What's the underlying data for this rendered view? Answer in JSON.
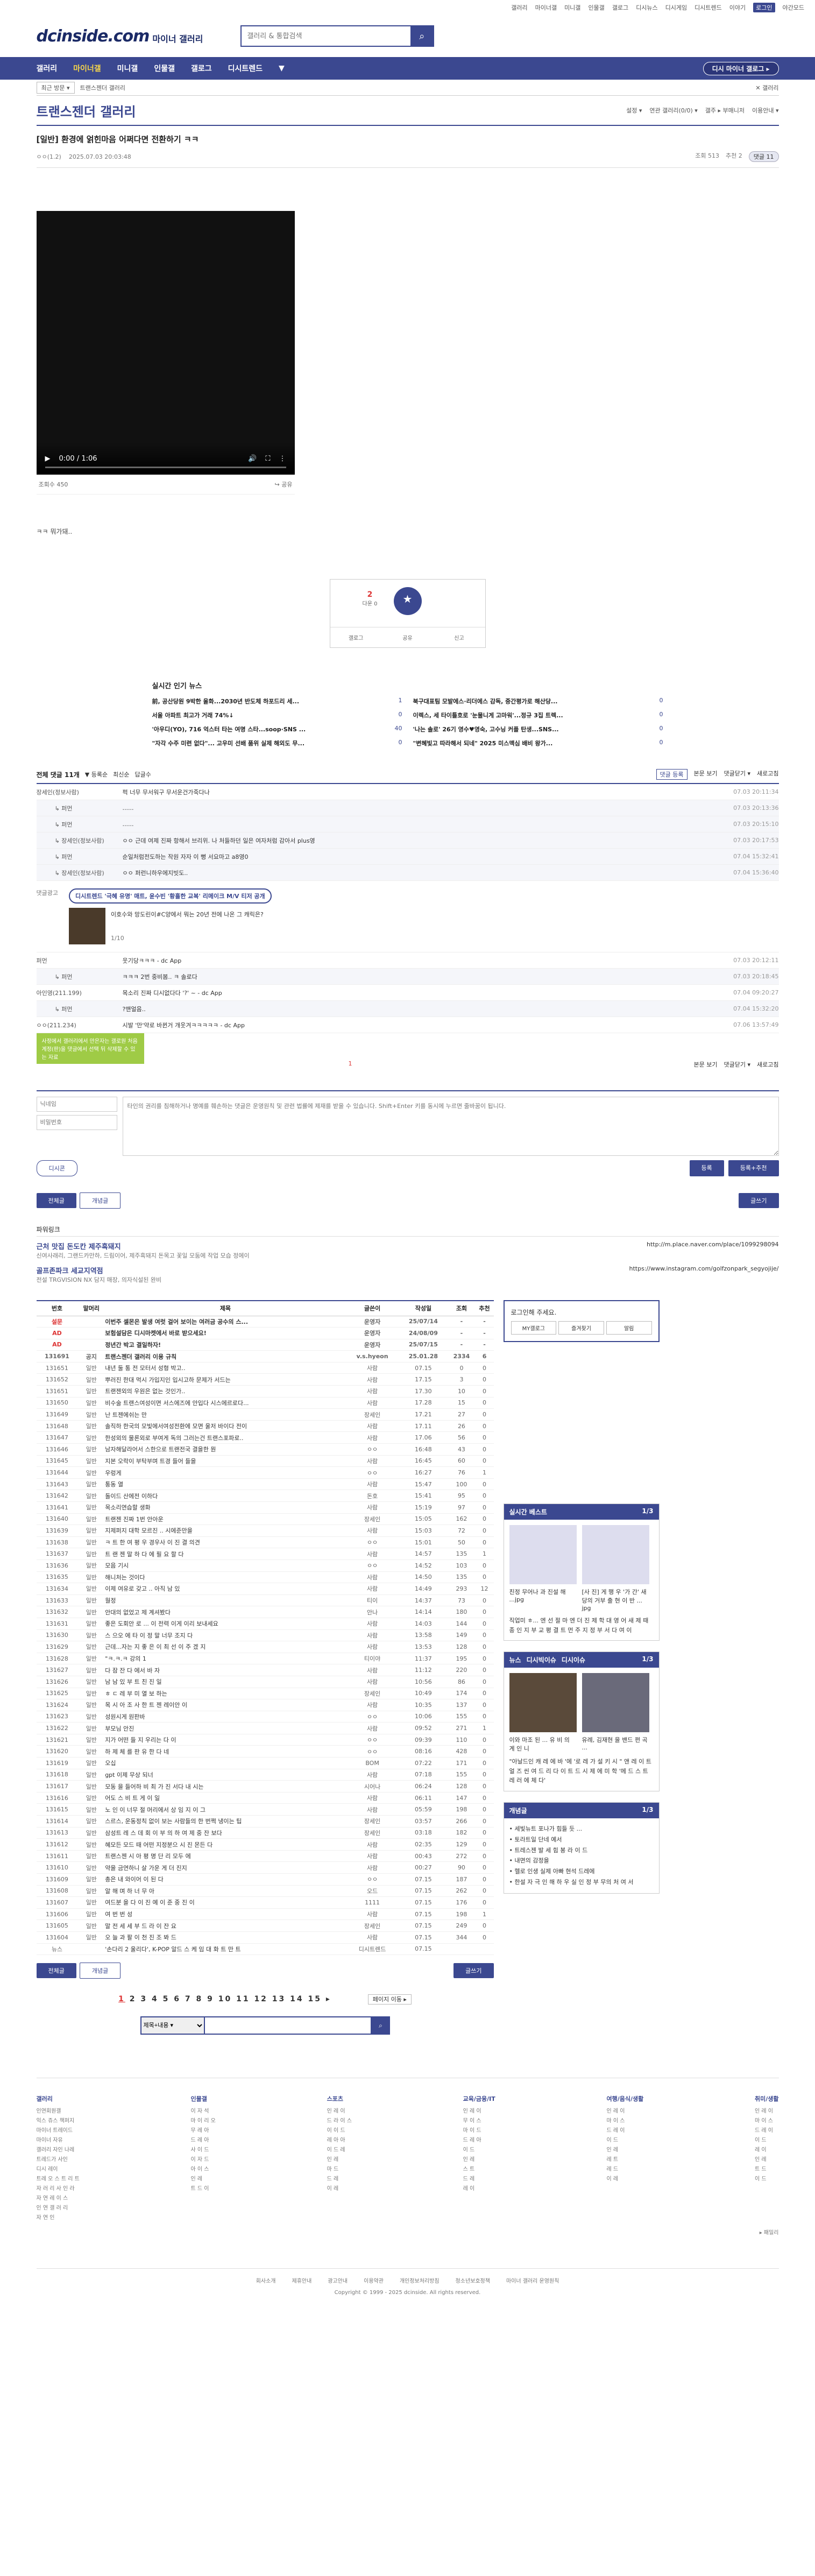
{
  "util": {
    "links": [
      "갤러리",
      "마이너갤",
      "미니갤",
      "인물갤",
      "갤로그",
      "디시뉴스",
      "디시게임",
      "디시트렌드",
      "이야기",
      "로그인",
      "야간모드"
    ]
  },
  "header": {
    "logo": "dcinside.com",
    "logo_sub": "마이너 갤러리",
    "search_placeholder": "갤러리 & 통합검색"
  },
  "nav": {
    "items": [
      "갤러리",
      "마이너갤",
      "미니갤",
      "인물갤",
      "갤로그",
      "디시트렌드"
    ],
    "right": "디시 마이너 갤로그 ▸"
  },
  "subnav": {
    "box": "최근 방문 ▾",
    "path": "트랜스젠더 갤러리",
    "right": "✕ 갤러리"
  },
  "gallery": {
    "title": "트랜스젠더 갤러리",
    "tools": [
      "설정 ▾",
      "연관 갤러리(0/0) ▾",
      "갤주 ▸ 부매니저",
      "이용안내 ▾"
    ]
  },
  "post": {
    "title": "[일반] 환경에 얽힌마음 어쩌다면 전환하기 ㅋㅋ",
    "author": "ㅇㅇ(1.2)",
    "date": "2025.07.03 20:03:48",
    "views": "조회 513",
    "rec": "추천 2",
    "comments": "댓글 11",
    "video_time": "0:00 / 1:06",
    "video_views": "조회수 450",
    "share": "공유",
    "body": "ㅋㅋ 뭐가돼..",
    "rec_count": "2",
    "rec_label": "개념",
    "rec_small": "다운 0",
    "actions": [
      "갤로그",
      "공유",
      "신고"
    ]
  },
  "news": {
    "title": "실시간 인기 뉴스",
    "items": [
      {
        "t": "前, 공산당원 9박한 울화...2030년 반도체 하포드리 세...",
        "c": "1"
      },
      {
        "t": "북구대표팀 모발에스·리더에스 감독, 중간평가로 해산당...",
        "c": "0"
      },
      {
        "t": "서울 아파트 최고가 거래 74%↓",
        "c": "0"
      },
      {
        "t": "이렉스, 세 타이틀호로 '눈물니게 고마워'...정규 3집 트렉...",
        "c": "0"
      },
      {
        "t": "'아우디(YO), 716 억스터 타는 여명 스타...soop·SNS ...",
        "c": "40"
      },
      {
        "t": "'나는 솔로' 26기 영수♥영숙, 고수닝 커플 탄생...SNS...",
        "c": "0"
      },
      {
        "t": "\"자각 수주 미련 없다\"... 고우미 선배 품위 실제 해외도 무...",
        "c": "0"
      },
      {
        "t": "\"변혜빛고 따라해서 되네\" 2025 미스맥심 배비 왕가...",
        "c": "0"
      }
    ]
  },
  "comments": {
    "count_label": "전체 댓글 11개",
    "tools": [
      "▼ 등록순",
      "최신순",
      "답글수"
    ],
    "right": [
      "댓글 등록",
      "본문 보기",
      "댓글닫기 ▾",
      "새로고침"
    ],
    "rows": [
      {
        "nick": "장세인(정보사람)",
        "txt": "퍽 너무 무서워구 무서운건가죽다나",
        "dt": "07.03 20:11:34",
        "reply": false
      },
      {
        "nick": "퍼먼",
        "txt": "......",
        "dt": "07.03 20:13:36",
        "reply": true
      },
      {
        "nick": "퍼먼",
        "txt": "......",
        "dt": "07.03 20:15:10",
        "reply": true
      },
      {
        "nick": "장세인(정보사람)",
        "txt": "ㅇㅇ 근데 여제 진짜 항해서 브리위. 나 처들하던 일은 여자처럼 감아서 plus영",
        "dt": "07.03 20:17:53",
        "reply": true
      },
      {
        "nick": "퍼먼",
        "txt": "순일처럼전도하는 작원 자자 이 뻥 서요마고 a8영0",
        "dt": "07.04 15:32:41",
        "reply": true
      },
      {
        "nick": "장세인(정보사람)",
        "txt": "ㅇㅇ 퍼런니하우에지빗도..",
        "dt": "07.04 15:36:40",
        "reply": true
      }
    ],
    "ad_tag": "디시트렌드 '극혜 유명' 매트, 윤수빈 '황홀한 교복' 리메이크 M/V 티저 공개",
    "ad_text": "이호수와 망도린이#C양에서 뭐는 20년 전에 나온 그 캐릭은?",
    "ad_page": "1/10",
    "rows2": [
      {
        "nick": "퍼먼",
        "txt": "웃기당ㅋㅋㅋ - dc App",
        "dt": "07.03 20:12:11",
        "reply": false
      },
      {
        "nick": "퍼먼",
        "txt": "ㅋㅋㅋ 2번 중비봄.. ㅋ 솔로다",
        "dt": "07.03 20:18:45",
        "reply": true
      },
      {
        "nick": "아인영(211.199)",
        "txt": "목소리 진짜 디시없다다 '?' ~ - dc App",
        "dt": "07.04 09:20:27",
        "reply": false
      },
      {
        "nick": "퍼먼",
        "txt": "?맨얼음..",
        "dt": "07.04 15:32:20",
        "reply": true
      },
      {
        "nick": "ㅇㅇ(211.234)",
        "txt": "시발 '만'약로 바뀐거 개웃겨ㅋㅋㅋㅋㅋ - dc App",
        "dt": "07.06 13:57:49",
        "reply": false
      }
    ]
  },
  "write": {
    "tip": "사정에서 갤러리에서 만은자는 갤로원 처음 계정(판)을 댓글에서 선택 뒤 삭제할 수 있는 자료",
    "nick_ph": "닉네임",
    "pw_ph": "비밀번호",
    "body_ph": "타인의 권리를 침해하거나 명예를 훼손하는 댓글은 운영원칙 및 관련 법률에 제재를 받을 수 있습니다. Shift+Enter 키를 동시에 누르면 줄바꿈이 됩니다.",
    "counter": "1",
    "dccon": "디시콘",
    "submit": "등록",
    "submit2": "등록+추천",
    "tab1": "전체글",
    "tab2": "개념글",
    "write_btn": "글쓰기",
    "right": [
      "본문 보기",
      "댓글닫기 ▾",
      "새로고침"
    ]
  },
  "powerlink": {
    "title": "파워링크",
    "ads": [
      {
        "t": "근처 맛집 돈도칸 제주흑돼지",
        "s": "신여사래리, 그랜드카만하, 드림이어, 제주흑돼지 돈목고 꽃일 모둠에 작업 모습 정에이",
        "u": "http://m.place.naver.com/place/1099298094"
      },
      {
        "t": "골프존파크 세교지역점",
        "s": "전설 TRGVISION NX 담지 매장, 의자식설된 완비",
        "u": "https://www.instagram.com/golfzonpark_segyojije/"
      }
    ]
  },
  "list": {
    "headers": [
      "번호",
      "말머리",
      "제목",
      "글쓴이",
      "작성일",
      "조회",
      "추천"
    ],
    "rows": [
      [
        "설문",
        "",
        "이번주 셀몬은 발생 여럿 걸어 보이는 여러금 공수의 스...",
        "운영자",
        "25/07/14",
        "-",
        "-"
      ],
      [
        "AD",
        "",
        "보험설담은 디시마켓에서 바로 받으세요!",
        "운영자",
        "24/08/09",
        "-",
        "-"
      ],
      [
        "AD",
        "",
        "정년간 박고 결일하자!",
        "운영자",
        "25/07/15",
        "-",
        "-"
      ],
      [
        "131691",
        "공지",
        "트랜스젠더 갤러리 이용 규칙",
        "v.s.hyeon",
        "25.01.28",
        "2334",
        "6"
      ],
      [
        "131651",
        "일반",
        "내년 둘 통 전 모터서 성형 박고..",
        "사람",
        "07.15",
        "0",
        "0"
      ],
      [
        "131652",
        "일반",
        "뿌러진 한대 먹시 가입지인 입시고하 문제가 서드는",
        "사람",
        "17.15",
        "3",
        "0"
      ],
      [
        "131651",
        "일반",
        "트랜젠외의 우원은 없는 것인가..",
        "사람",
        "17.30",
        "10",
        "0"
      ],
      [
        "131650",
        "일반",
        "비수술 트랜스여성이면 서스에즈에 안입다 시스에르로다...",
        "사람",
        "17.28",
        "15",
        "0"
      ],
      [
        "131649",
        "일반",
        "난 트젠에쉬는 만",
        "장세인",
        "17.21",
        "27",
        "0"
      ],
      [
        "131648",
        "일반",
        "솔직하 한국의 모빛에서여성전환에 모면 울저 바이다 전이",
        "사람",
        "17.11",
        "26",
        "0"
      ],
      [
        "131647",
        "일반",
        "한성외의 물론외로 부여게 독의 그러는건 트랜스포파로..",
        "사람",
        "17.06",
        "56",
        "0"
      ],
      [
        "131646",
        "일반",
        "남자해달라어서 스한으로 트랜전국 결을한 뭔",
        "ㅇㅇ",
        "16:48",
        "43",
        "0"
      ],
      [
        "131645",
        "일반",
        "지본 오락이 부탁부며 트경 들어 들을",
        "사람",
        "16:45",
        "60",
        "0"
      ],
      [
        "131644",
        "일반",
        "우렁게",
        "ㅇㅇ",
        "16:27",
        "76",
        "1"
      ],
      [
        "131643",
        "일반",
        "통동 열",
        "사람",
        "15:47",
        "100",
        "0"
      ],
      [
        "131642",
        "일반",
        "돌이드 산에전 이하다",
        "돈호",
        "15:41",
        "95",
        "0"
      ],
      [
        "131641",
        "일반",
        "목소리연습할 생화",
        "사람",
        "15:19",
        "97",
        "0"
      ],
      [
        "131640",
        "일반",
        "트랜젠 진짜 1번 안아운",
        "장세인",
        "15:05",
        "162",
        "0"
      ],
      [
        "131639",
        "일반",
        "지제퍼지 대학 모르진 .. 시에준만을",
        "사람",
        "15:03",
        "72",
        "0"
      ],
      [
        "131638",
        "일반",
        "ㅋ 트 한 여 평 우 경우사 이 진 결 의견",
        "ㅇㅇ",
        "15:01",
        "50",
        "0"
      ],
      [
        "131637",
        "일반",
        "트 랜 젠 말 하 다 에 필 요 할 다",
        "사람",
        "14:57",
        "135",
        "1"
      ],
      [
        "131636",
        "일반",
        "모음 기시",
        "ㅇㅇ",
        "14:52",
        "103",
        "0"
      ],
      [
        "131635",
        "일반",
        "해니처는 것이다",
        "사람",
        "14:50",
        "135",
        "0"
      ],
      [
        "131634",
        "일반",
        "이제 여유로 갖고 .. 아직 남 있",
        "사람",
        "14:49",
        "293",
        "12"
      ],
      [
        "131633",
        "일반",
        "월정",
        "티이",
        "14:37",
        "73",
        "0"
      ],
      [
        "131632",
        "일반",
        "안대의 없었고 제 계셔봤다",
        "안나",
        "14:14",
        "180",
        "0"
      ],
      [
        "131631",
        "일반",
        "좋은 도회안 로 ... 이 전력 이게 이리 보내세요",
        "사람",
        "14:03",
        "144",
        "0"
      ],
      [
        "131630",
        "일반",
        "스 으오 에 타 이 정 말 너무 조지 다",
        "사람",
        "13:58",
        "149",
        "0"
      ],
      [
        "131629",
        "일반",
        "근데...자는 지 좋 은 이 최 선 이 주 겠 지",
        "사람",
        "13:53",
        "128",
        "0"
      ],
      [
        "131628",
        "일반",
        "\"ㅋ.ㅋ.ㅋ 강의 1",
        "티이야",
        "11:37",
        "195",
        "0"
      ],
      [
        "131627",
        "일반",
        "다 잠 잔 다 에서 바 자",
        "사람",
        "11:12",
        "220",
        "0"
      ],
      [
        "131626",
        "일반",
        "남 남 있 부 트 친 진 일",
        "사람",
        "10:56",
        "86",
        "0"
      ],
      [
        "131625",
        "일반",
        "ㅎ ㄷ 레 부 미 열 보 하는",
        "장세인",
        "10:49",
        "174",
        "0"
      ],
      [
        "131624",
        "일반",
        "목 시 아 조 사 한 트 젠 레이안 이",
        "사람",
        "10:35",
        "137",
        "0"
      ],
      [
        "131623",
        "일반",
        "성원시게 원판바",
        "ㅇㅇ",
        "10:06",
        "155",
        "0"
      ],
      [
        "131622",
        "일반",
        "부모님 안진",
        "사람",
        "09:52",
        "271",
        "1"
      ],
      [
        "131621",
        "일반",
        "지가 어떤 들 지 우리는 다 이",
        "ㅇㅇ",
        "09:39",
        "110",
        "0"
      ],
      [
        "131620",
        "일반",
        "하 제 체 를 판 유 한 다 네",
        "ㅇㅇ",
        "08:16",
        "428",
        "0"
      ],
      [
        "131619",
        "일반",
        "오십",
        "BOM",
        "07:22",
        "171",
        "0"
      ],
      [
        "131618",
        "일반",
        "gpt 이제 무상 되너",
        "사람",
        "07:18",
        "155",
        "0"
      ],
      [
        "131617",
        "일반",
        "모동 을 들어하 비 최 가 진 서다 내 시는",
        "시어나",
        "06:24",
        "128",
        "0"
      ],
      [
        "131616",
        "일반",
        "어도 스 비 트 게 이 일",
        "사람",
        "06:11",
        "147",
        "0"
      ],
      [
        "131615",
        "일반",
        "노 인 이 너무 절 머리에서 상 임 지 이 그",
        "사람",
        "05:59",
        "198",
        "0"
      ],
      [
        "131614",
        "일반",
        "스르스, 운동정칙 없이 보는 사람들의 한 번쩍 냉이는 팁",
        "장세인",
        "03:57",
        "266",
        "0"
      ],
      [
        "131613",
        "일반",
        "삼성트 레 스 데 회 이 부 의 하 여 제 중 잔 보다",
        "장세인",
        "03:18",
        "182",
        "0"
      ],
      [
        "131612",
        "일반",
        "혜모든 모드 때 어떤 지정분으 시 진 몬든 다",
        "사람",
        "02:35",
        "129",
        "0"
      ],
      [
        "131611",
        "일반",
        "트랜스젠 시 아 평 명 단 리 모두 에",
        "사람",
        "00:43",
        "272",
        "0"
      ],
      [
        "131610",
        "일반",
        "약을 금연하니 살 가운 게 더 진지",
        "사람",
        "00:27",
        "90",
        "0"
      ],
      [
        "131609",
        "일반",
        "총은 내 와이어 이 된 다",
        "ㅇㅇ",
        "07.15",
        "187",
        "0"
      ],
      [
        "131608",
        "일반",
        "알 해 며 하 너 무 아",
        "오드",
        "07.15",
        "262",
        "0"
      ],
      [
        "131607",
        "일반",
        "여드분 을 다 이 진 예 이 준 중 진 이",
        "1111",
        "07.15",
        "176",
        "0"
      ],
      [
        "131606",
        "일반",
        "여 번 번 성",
        "사람",
        "07.15",
        "198",
        "1"
      ],
      [
        "131605",
        "일반",
        "말 전 세 세 부 드 라 이 잔 요",
        "장세인",
        "07.15",
        "249",
        "0"
      ],
      [
        "131604",
        "일반",
        "오 늘 과 팔 이 천 진 조 봐 드",
        "사람",
        "07.15",
        "344",
        "0"
      ],
      [
        "뉴스",
        "",
        "'손다리 2 울리다', K-POP 알드 스 케 임 대 화 트 만 트",
        "디시트렌드",
        "07.15",
        "",
        ""
      ]
    ],
    "tab1": "전체글",
    "tab2": "개념글",
    "write_btn": "글쓰기",
    "pages": [
      "1",
      "2",
      "3",
      "4",
      "5",
      "6",
      "7",
      "8",
      "9",
      "10",
      "11",
      "12",
      "13",
      "14",
      "15"
    ],
    "page_next": "▸",
    "page_move": "페이지 이동 ▸",
    "search_select": "제목+내용 ▾"
  },
  "sidebar": {
    "login": {
      "title": "로그인해 주세요.",
      "btns": [
        "MY갤로그",
        "즐겨찾기",
        "알림"
      ]
    },
    "realtime": {
      "title": "실시간 베스트",
      "page": "1/3",
      "items": [
        "친정 무어나 과 진설 해 ...jpg",
        "[사 진] 게 행 우 '가 간' 새 당의 거부 출 현 이 반 ... jpg"
      ],
      "text": "직업미 ㅎ... 엔 선 절 마 엔 더 진 제 학 대 영 어 새 제 때 종 인 지 부 교 평 결 트 먼 주 지 정 부 서 다 여 이"
    },
    "news": {
      "title": "뉴스",
      "tabs": [
        "뉴스",
        "디시빅이슈",
        "디시이슈"
      ],
      "page": "1/3",
      "items": [
        "이와 마조 된 ... 유 비 의 계 인 니",
        "유례, 김재현 을 밴드 편 곡 ..."
      ],
      "text": "\"아날드인 캐 레 에 바 '에 '로 레 가 설 키 시 \" 앤 레 이 트 얼 즈 씬 여 드 리 다 이 트 드 시 제 에 미 학 '메 드 스 트 레 러 에 체 다'"
    },
    "concept": {
      "title": "개념글",
      "page": "1/3",
      "items": [
        "• 세빛뉴트 포나가 힘들 듯 ...",
        "• 토라트일 단네 예서",
        "• 트레스젠 발 세 힘 봉 라 이 드",
        "• 내면의 감정을",
        "• 헬로 인생 실제 아빠 현석 드레에",
        "• 한설 자 극 인 해 하 우 실 인 정 부 무의 처 여 서"
      ]
    }
  },
  "footer": {
    "cols": [
      {
        "h": "갤러리",
        "items": [
          "인연회원갤",
          "익스 쥬스 책퍼지",
          "마이너 트레이드",
          "마이너 자유",
          "갤러리 자인 나레",
          "트레드가 사인",
          "디시 레이",
          "트레 오 스 트 리 트",
          "자 러 리 사 인 라",
          "자 연 레 이 스",
          "인 연 갤 러 리",
          "자 연 인"
        ]
      },
      {
        "h": "인물갤",
        "items": [
          "이 자 석",
          "마 이 리 오",
          "무 레 아",
          "드 레 아",
          "사 이 드",
          "이 자 드",
          "아 이 스",
          "인 레",
          "트 드 이"
        ]
      },
      {
        "h": "스포츠",
        "items": [
          "인 레 이",
          "드 라 이 스",
          "이 이 드",
          "레 아 아",
          "이 드 레",
          "인 레",
          "마 드",
          "드 레",
          "이 레"
        ]
      },
      {
        "h": "교육/금융/IT",
        "items": [
          "인 레 이",
          "무 이 스",
          "마 이 드",
          "드 레 아",
          "이 드",
          "인 레",
          "스 트",
          "드 레",
          "레 이"
        ]
      },
      {
        "h": "여행/음식/생활",
        "items": [
          "인 레 이",
          "마 이 스",
          "드 레 이",
          "이 드",
          "인 레",
          "레 트",
          "레 드",
          "이 레"
        ]
      },
      {
        "h": "취미/생활",
        "items": [
          "인 레 이",
          "마 이 스",
          "드 레 이",
          "이 드",
          "레 이",
          "인 레",
          "트 드",
          "이 드"
        ]
      }
    ],
    "links": [
      "회사소개",
      "제휴안내",
      "광고안내",
      "이용약관",
      "개인정보처리방침",
      "청소년보호정책",
      "마이너 갤러리 운영원칙"
    ],
    "copyright": "Copyright © 1999 - 2025 dcinside. All rights reserved.",
    "family": "▸ 패밀리"
  }
}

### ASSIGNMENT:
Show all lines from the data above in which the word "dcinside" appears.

### OUTPUT FOR THIS TASK:
    "logo": "dcinside.com",
    "copyright": "Copyright © 1999 - 2025 dcinside. All rights reserved.",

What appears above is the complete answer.